Tarek Hassan launched his first enterprise, GongFu Bao, serving traditional Taiwanese steamed buns out of a food cart stationed at a busy downtown intersection near Confederation Park.
But to expand and fine-tune his offerings, Hassan used an increasingly popular strategy: a pop-up shop.
The term typically refers to a temporary storefront in a high-traffic area, such as a shopping mall or busy street. In Hassan’s case, the entrepreneur took his food truck menu indoors to Fontenelle Restaurant. He pays the owners a flat rate to use the restaurant and takes over the space for his “one-offs” after Fontenelle’s closes for the day at 2 p.m.
Pop-ups are typically a win-win for entrepreneurs and their short-term landlords. As in Hassan’s case, an existing restaurant may turn over their space outside normal hours of operation to another business to help cover their rent and the cost of restaurant equipment that’s otherwise sitting idle.
Retailers, meanwhile, may take over a vacant storefront for a reduced rental rate for a short period of time or until the landlord finds a full-time paying tenant.
The Quartier Vanier BIA has prepared several tools to help entrepreneurs across the city find both pop-up and permanent locations for their businesses.
Visit www.investinqv.com to access these resources and learn more.
Ottawa e-commerce giant Shopify has identified seven key benefits to pop-up shops:
- Testing new revenue streams;
- Engaging customers;
- Creating “get it while it lasts” urgency through limited-time offerings;
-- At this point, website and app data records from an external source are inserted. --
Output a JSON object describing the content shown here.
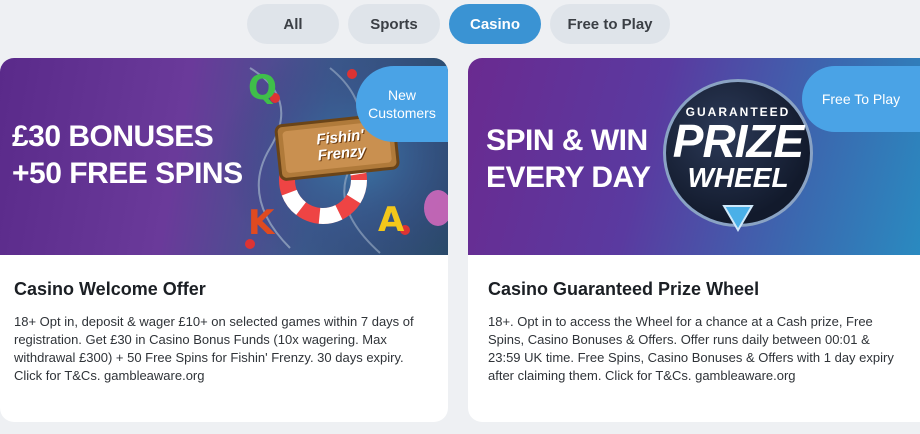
{
  "tabs": [
    {
      "label": "All",
      "active": false
    },
    {
      "label": "Sports",
      "active": false
    },
    {
      "label": "Casino",
      "active": true
    },
    {
      "label": "Free to Play",
      "active": false
    }
  ],
  "cards": [
    {
      "headline_line1": "£30 BONUSES",
      "headline_line2": "+50 FREE SPINS",
      "pill_line1": "New",
      "pill_line2": "Customers",
      "game_sign_line1": "Fishin'",
      "game_sign_line2": "Frenzy",
      "letters": [
        "Q",
        "K",
        "A"
      ],
      "title": "Casino Welcome Offer",
      "description": "18+ Opt in, deposit & wager £10+ on selected games within 7 days of registration. Get £30 in Casino Bonus Funds (10x wagering. Max withdrawal £300) + 50 Free Spins for Fishin' Frenzy. 30 days expiry. Click for T&Cs. gambleaware.org"
    },
    {
      "headline_line1": "SPIN & WIN",
      "headline_line2": "EVERY DAY",
      "pill": "Free To Play",
      "wheel_top": "GUARANTEED",
      "wheel_mid": "PRIZE",
      "wheel_bottom": "WHEEL",
      "title": "Casino Guaranteed Prize Wheel",
      "description": "18+. Opt in to access the Wheel for a chance at a Cash prize, Free Spins, Casino Bonuses & Offers. Offer runs daily between 00:01 & 23:59 UK time. Free Spins, Casino Bonuses & Offers with 1 day expiry after claiming them. Click for T&Cs. gambleaware.org"
    }
  ],
  "colors": {
    "accent": "#3a93d3",
    "tab_bg": "#dfe4ea",
    "pill": "#4aa3e6",
    "page_bg": "#eef0f3"
  }
}
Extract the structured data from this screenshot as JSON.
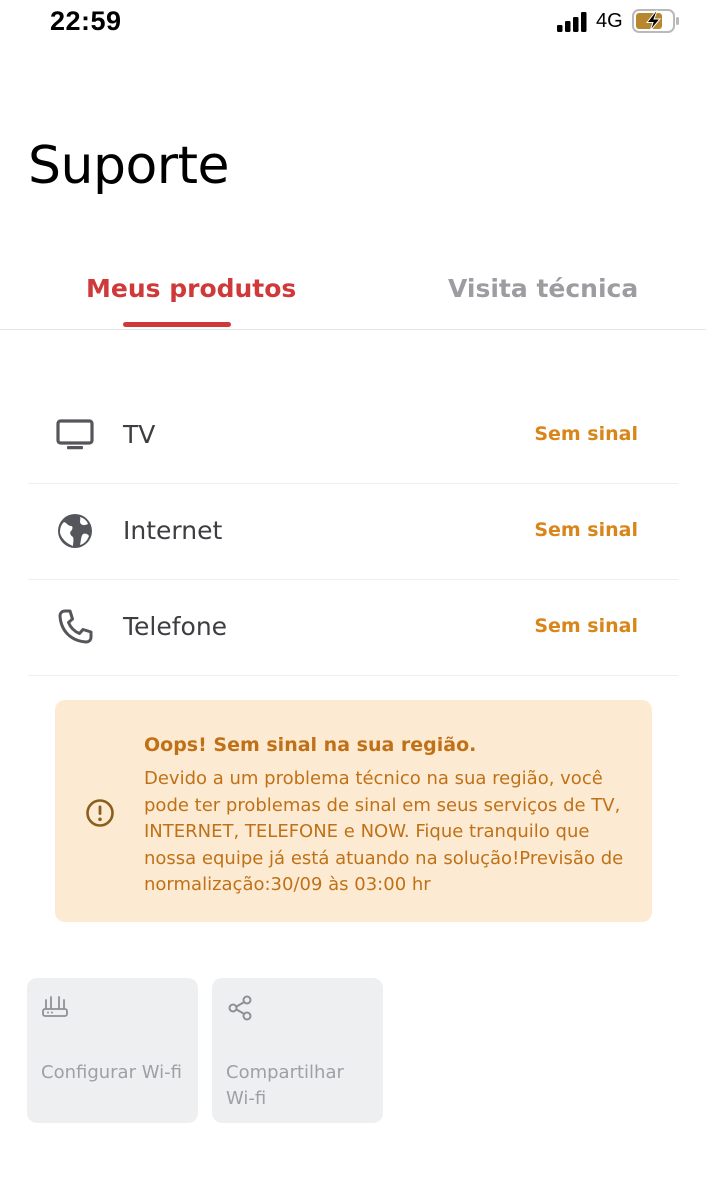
{
  "status_bar": {
    "time": "22:59",
    "network": "4G",
    "signal_icon": "signal-bars-icon",
    "battery_icon": "battery-charging-icon"
  },
  "header": {
    "title": "Suporte"
  },
  "tabs": [
    {
      "label": "Meus produtos",
      "active": true
    },
    {
      "label": "Visita técnica",
      "active": false
    }
  ],
  "products": [
    {
      "icon": "tv-icon",
      "label": "TV",
      "status": "Sem sinal"
    },
    {
      "icon": "globe-icon",
      "label": "Internet",
      "status": "Sem sinal"
    },
    {
      "icon": "phone-icon",
      "label": "Telefone",
      "status": "Sem sinal"
    }
  ],
  "alert": {
    "icon": "warning-icon",
    "title": "Oops! Sem sinal na sua região.",
    "message": "Devido a um problema técnico na sua região, você pode ter problemas de sinal em seus serviços de TV, INTERNET, TELEFONE e NOW. Fique tranquilo que nossa equipe já está atuando na solução!Previsão de normalização:30/09 às 03:00 hr"
  },
  "actions": [
    {
      "icon": "router-icon",
      "label": "Configurar Wi-fi"
    },
    {
      "icon": "share-icon",
      "label": "Compartilhar Wi-fi"
    }
  ],
  "colors": {
    "accent": "#d0393a",
    "warning": "#d8851a",
    "alert_background": "#fcebd2",
    "inactive_tab": "#9c9ca1"
  }
}
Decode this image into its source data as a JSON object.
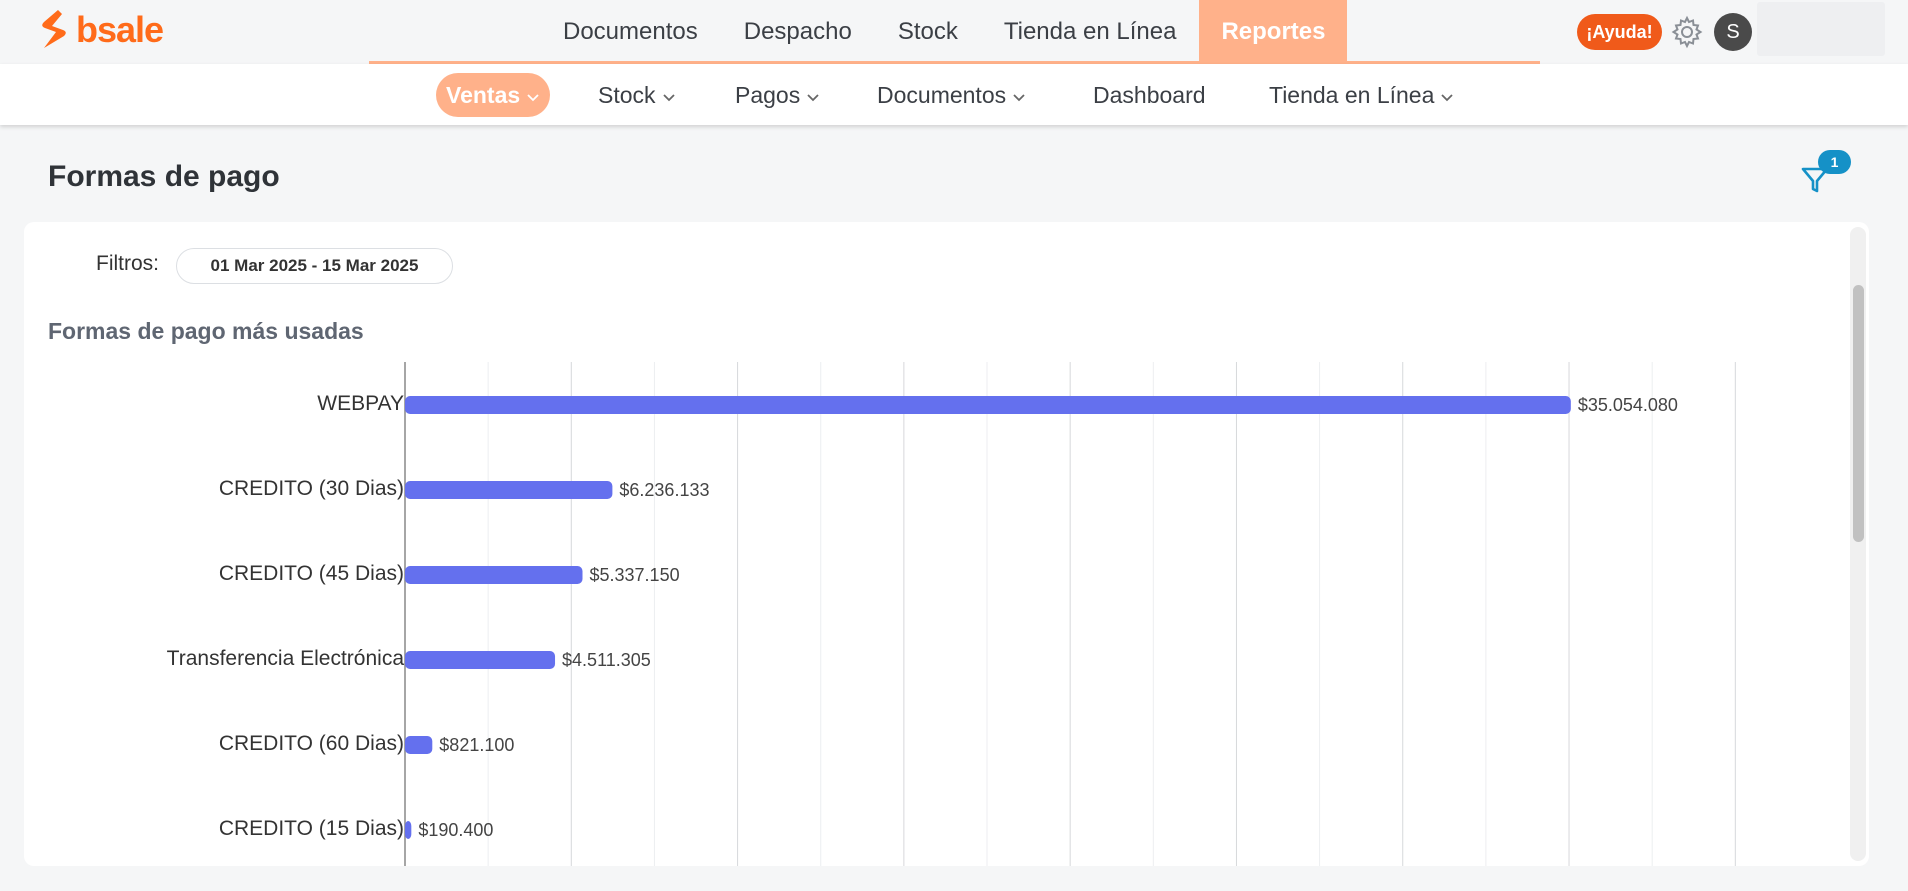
{
  "app": {
    "logo_text": "bsale",
    "brand_color": "#ff6b1a",
    "accent_color": "#ffb18a"
  },
  "main_nav": [
    {
      "label": "Documentos",
      "active": false
    },
    {
      "label": "Despacho",
      "active": false
    },
    {
      "label": "Stock",
      "active": false
    },
    {
      "label": "Tienda en Línea",
      "active": false
    },
    {
      "label": "Reportes",
      "active": true
    }
  ],
  "header_actions": {
    "help_label": "¡Ayuda!",
    "settings_icon": "gear-icon",
    "avatar_initial": "S"
  },
  "sub_nav": [
    {
      "label": "Ventas",
      "dropdown": true,
      "active": true
    },
    {
      "label": "Stock",
      "dropdown": true,
      "active": false
    },
    {
      "label": "Pagos",
      "dropdown": true,
      "active": false
    },
    {
      "label": "Documentos",
      "dropdown": true,
      "active": false
    },
    {
      "label": "Dashboard",
      "dropdown": false,
      "active": false
    },
    {
      "label": "Tienda en Línea",
      "dropdown": true,
      "active": false
    }
  ],
  "page": {
    "title": "Formas de pago",
    "filter_icon": "filter-icon",
    "filter_badge": "1",
    "filters_label": "Filtros:",
    "date_filter": "01 Mar 2025 - 15 Mar 2025",
    "section_title": "Formas de pago más usadas"
  },
  "chart_data": {
    "type": "bar",
    "orientation": "horizontal",
    "categories": [
      "WEBPAY",
      "CREDITO (30 Dias)",
      "CREDITO (45 Dias)",
      "Transferencia Electrónica",
      "CREDITO (60 Dias)",
      "CREDITO (15 Dias)"
    ],
    "values": [
      35054080,
      6236133,
      5337150,
      4511305,
      821100,
      190400
    ],
    "value_labels": [
      "$35.054.080",
      "$6.236.133",
      "$5.337.150",
      "$4.511.305",
      "$821.100",
      "$190.400"
    ],
    "xlim": [
      0,
      40000000
    ],
    "bar_color": "#6470ee",
    "grid": true
  }
}
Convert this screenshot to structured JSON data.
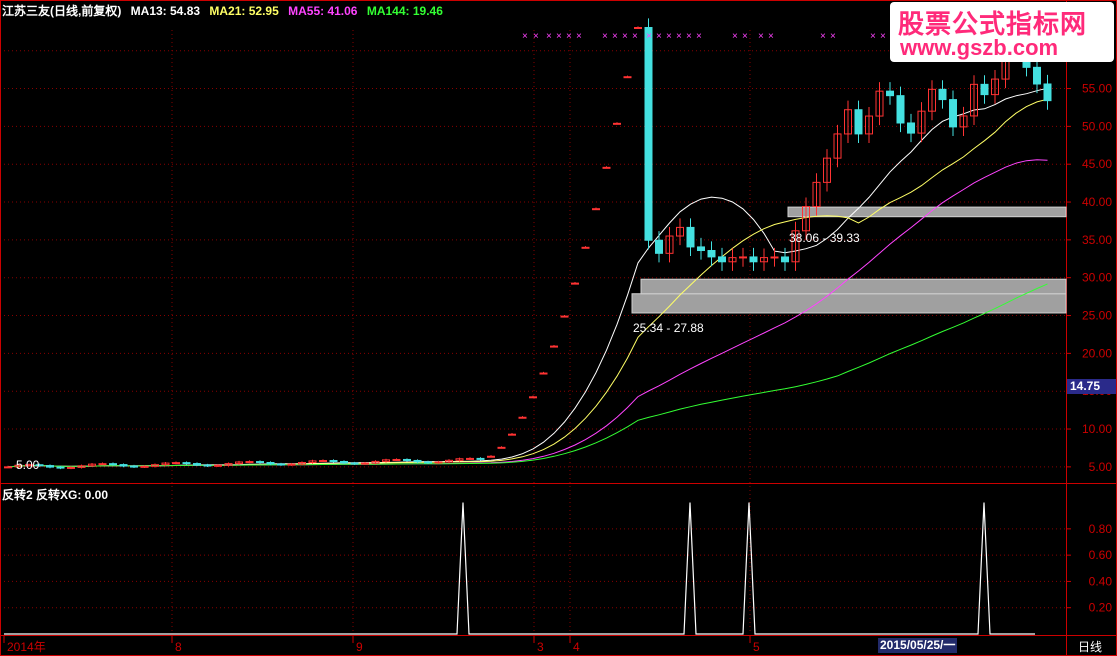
{
  "header": {
    "stock": "江苏三友(日线,前复权)",
    "ma": [
      {
        "label": "MA13: 54.83",
        "color": "#ffffff"
      },
      {
        "label": "MA21: 52.95",
        "color": "#ffff66"
      },
      {
        "label": "MA55: 41.06",
        "color": "#ff44ff"
      },
      {
        "label": "MA144: 19.46",
        "color": "#33ff33"
      }
    ]
  },
  "sub_header": "反转2  反转XG: 0.00",
  "watermark": {
    "line1": "股票公式指标网",
    "line2": "www.gszb.com"
  },
  "period_label": "日线",
  "cursor_date": "2015/05/25/一",
  "price_marker": "14.75",
  "colors": {
    "up": "#ff3333",
    "down": "#44e0e0",
    "axis": "#cc0000",
    "grid": "#880000"
  },
  "chart_data": [
    {
      "type": "candlestick",
      "title": "江苏三友(日线,前复权)",
      "ylim": [
        3,
        63
      ],
      "y_ticks": [
        "60.00",
        "55.00",
        "50.00",
        "45.00",
        "40.00",
        "35.00",
        "30.00",
        "25.00",
        "20.00",
        "15.00",
        "10.00",
        "5.00"
      ],
      "x_ticks": [
        "2014年",
        "8",
        "9",
        "3",
        "4",
        "5",
        "2015/05/25/一"
      ],
      "annotations": [
        "5.00",
        "25.34 - 27.88",
        "38.06 - 39.33"
      ],
      "zones": [
        {
          "low": 38.06,
          "high": 39.33
        },
        {
          "low": 25.34,
          "high": 27.88
        },
        {
          "low": 27.88,
          "high": 29.8
        }
      ],
      "series": [
        {
          "name": "MA13",
          "last": 54.83
        },
        {
          "name": "MA21",
          "last": 52.95
        },
        {
          "name": "MA55",
          "last": 41.06
        },
        {
          "name": "MA144",
          "last": 19.46
        }
      ]
    },
    {
      "type": "line",
      "title": "反转2",
      "ylim": [
        0,
        1.05
      ],
      "y_ticks": [
        "0.80",
        "0.60",
        "0.40",
        "0.20"
      ],
      "series": [
        {
          "name": "反转XG",
          "signal_days": [
            38,
            58,
            63,
            84
          ]
        }
      ]
    }
  ]
}
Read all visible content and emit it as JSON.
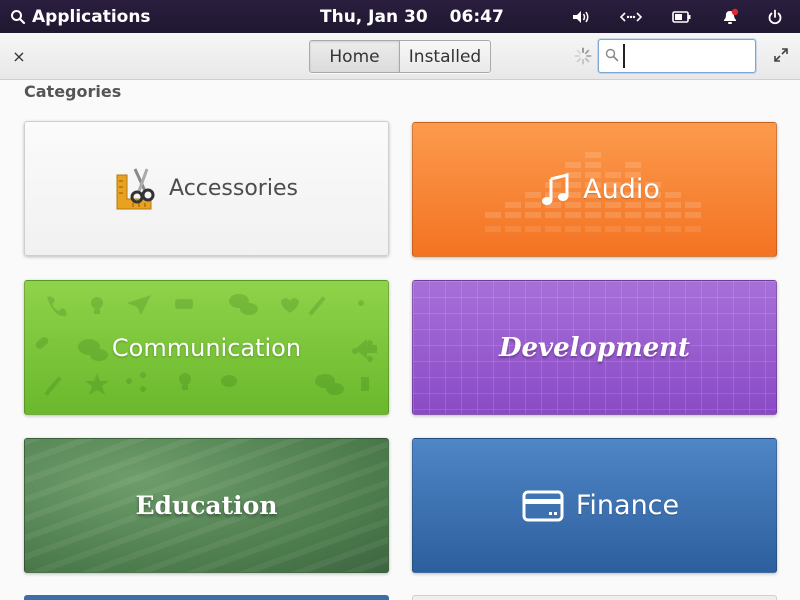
{
  "panel": {
    "apps_label": "Applications",
    "date": "Thu, Jan 30",
    "time": "06:47"
  },
  "header": {
    "close_glyph": "×",
    "tabs": {
      "home": "Home",
      "installed": "Installed"
    },
    "search_value": ""
  },
  "categories_title": "Categories",
  "categories": [
    {
      "id": "accessories",
      "label": "Accessories",
      "color": "#f3f3f3"
    },
    {
      "id": "audio",
      "label": "Audio",
      "color": "#f7832f"
    },
    {
      "id": "communication",
      "label": "Communication",
      "color": "#7cc43a"
    },
    {
      "id": "development",
      "label": "Development",
      "color": "#9658cf"
    },
    {
      "id": "education",
      "label": "Education",
      "color": "#567f54"
    },
    {
      "id": "finance",
      "label": "Finance",
      "color": "#3b6fb0"
    }
  ]
}
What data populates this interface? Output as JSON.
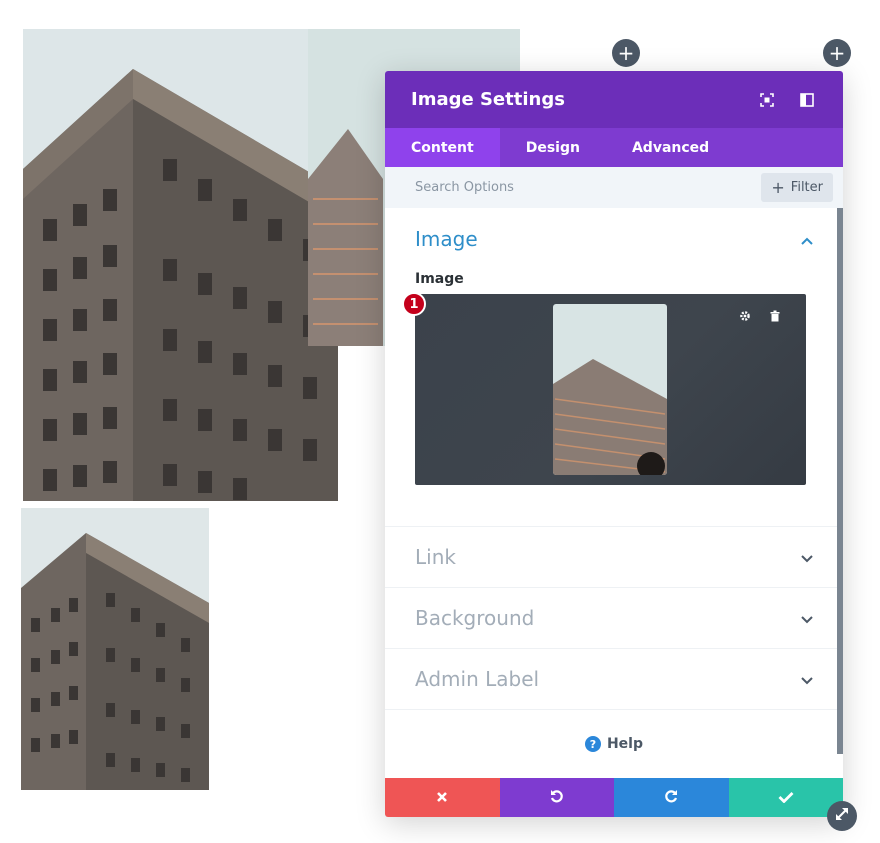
{
  "modal": {
    "title": "Image Settings",
    "tabs": [
      {
        "label": "Content",
        "active": true
      },
      {
        "label": "Design",
        "active": false
      },
      {
        "label": "Advanced",
        "active": false
      }
    ],
    "search_placeholder": "Search Options",
    "filter_label": "Filter",
    "sections": {
      "image": {
        "title": "Image",
        "field_label": "Image",
        "badge": "1"
      },
      "link": {
        "title": "Link"
      },
      "background": {
        "title": "Background"
      },
      "admin_label": {
        "title": "Admin Label"
      }
    },
    "help_label": "Help",
    "help_icon": "?"
  },
  "icons": {
    "add": "+",
    "header": [
      "focus-icon",
      "sidebar-toggle-icon"
    ],
    "footer": [
      "close-icon",
      "undo-icon",
      "redo-icon",
      "check-icon"
    ]
  },
  "colors": {
    "header": "#6c2eb9",
    "tabs": "#7e3bd0",
    "tab_active": "#8f42ec",
    "accent_title": "#2e8ec9",
    "cancel": "#ef5555",
    "undo": "#7e3bd0",
    "redo": "#2b87da",
    "save": "#29c4a9"
  }
}
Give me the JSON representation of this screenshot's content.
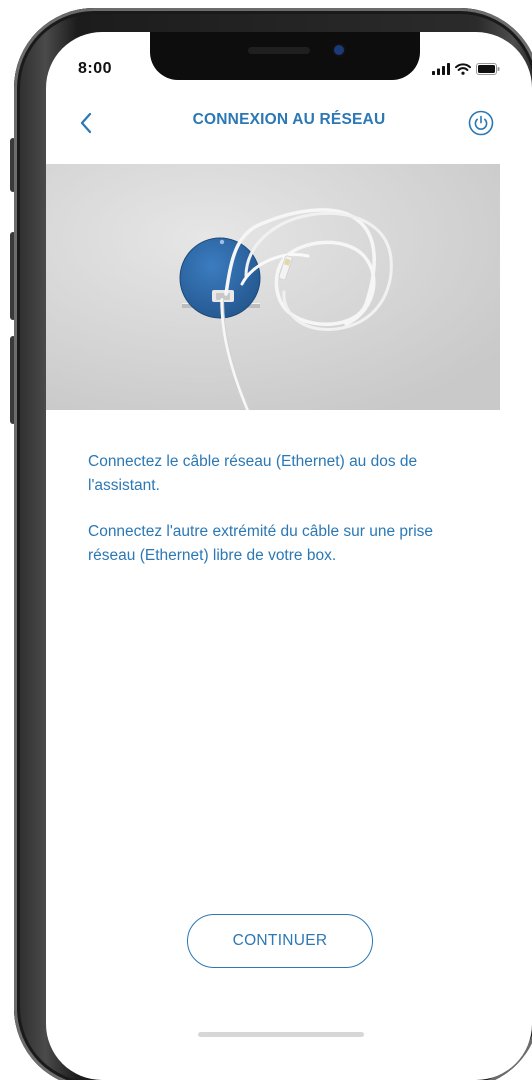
{
  "status_bar": {
    "time": "8:00",
    "icons": [
      "signal-icon",
      "wifi-icon",
      "battery-icon"
    ]
  },
  "nav": {
    "title": "CONNEXION AU RÉSEAU",
    "back_icon": "chevron-left-icon",
    "power_icon": "power-icon"
  },
  "instructions": {
    "step1": "Connectez le câble réseau (Ethernet) au dos de l'assistant.",
    "step2": "Connectez l'autre extrémité du câble sur une prise réseau (Ethernet) libre de votre box."
  },
  "actions": {
    "continue_label": "CONTINUER"
  },
  "colors": {
    "accent": "#2b78b5",
    "device_blue": "#2f6cae",
    "background": "#ffffff"
  }
}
- Marketing merchandise around a sale, season or holiday;
- Educating new customers;
- Going to where your customers are; and
- Generating brand awareness.